■ **AIM OF THE EXERCISE**: Return all the lines below in which the string "icon" appears.

■ **INPUT**:

+ + + + + + +

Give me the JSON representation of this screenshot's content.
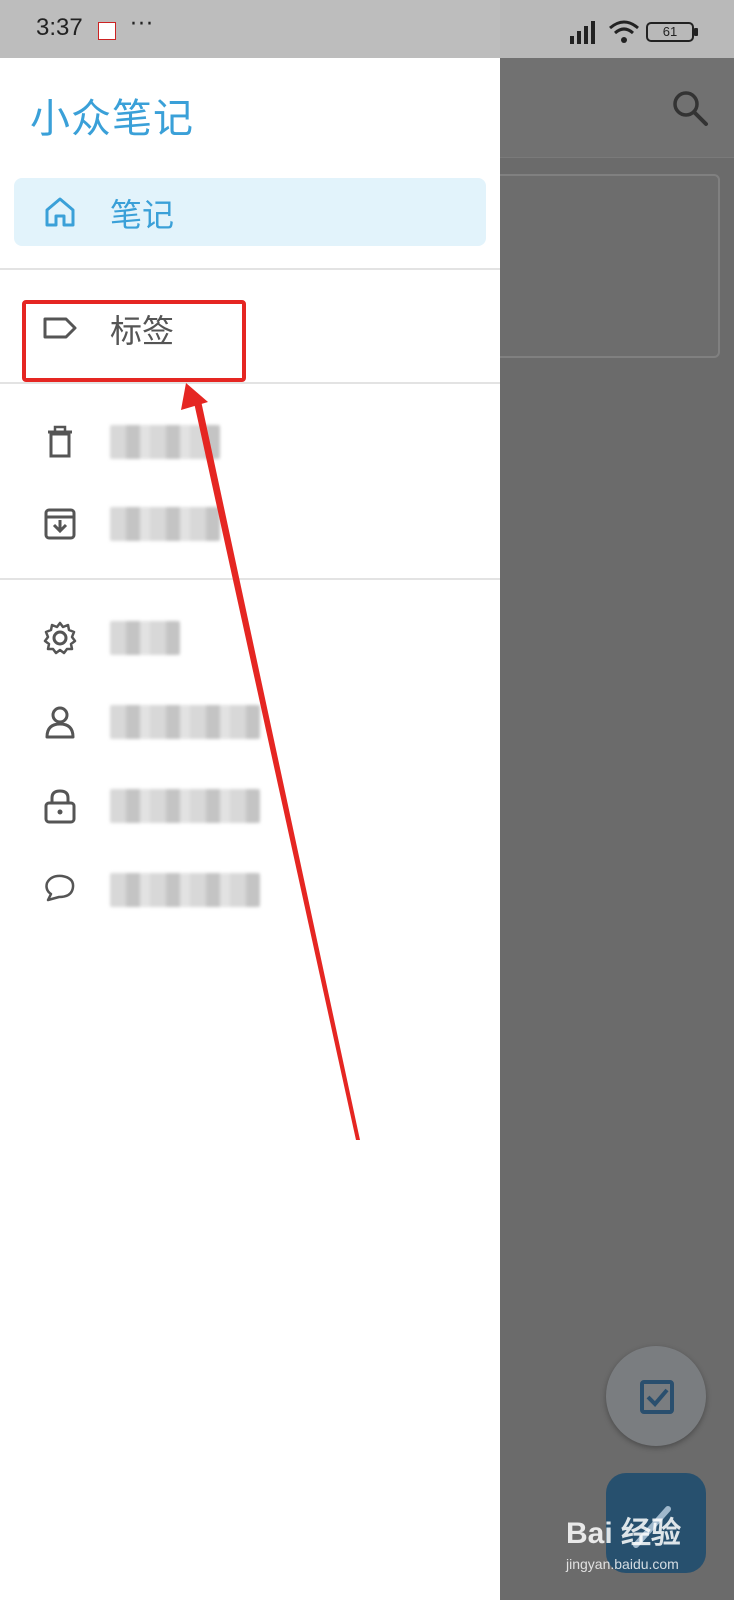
{
  "status_bar": {
    "time": "3:37",
    "more": "···",
    "battery": "61"
  },
  "drawer": {
    "title": "小众笔记",
    "items": [
      {
        "label": "笔记",
        "icon": "home-icon",
        "active": true
      },
      {
        "label": "标签",
        "icon": "label-icon"
      },
      {
        "label": "",
        "icon": "trash-icon"
      },
      {
        "label": "",
        "icon": "archive-icon"
      },
      {
        "label": "",
        "icon": "gear-icon"
      },
      {
        "label": "",
        "icon": "user-icon"
      },
      {
        "label": "",
        "icon": "lock-icon"
      },
      {
        "label": "",
        "icon": "chat-icon"
      }
    ]
  },
  "colors": {
    "accent": "#3aa0d8",
    "active_bg": "#e2f3fb",
    "annotation": "#e52622"
  },
  "watermark": {
    "brand": "Bai 经验",
    "url": "jingyan.baidu.com"
  }
}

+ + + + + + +

■ **EXERCISE OUTPUT**:
        "icon": "home-icon",
        "icon": "label-icon"
        "icon": "trash-icon"
        "icon": "archive-icon"
        "icon": "gear-icon"
        "icon": "user-icon"
        "icon": "lock-icon"
        "icon": "chat-icon"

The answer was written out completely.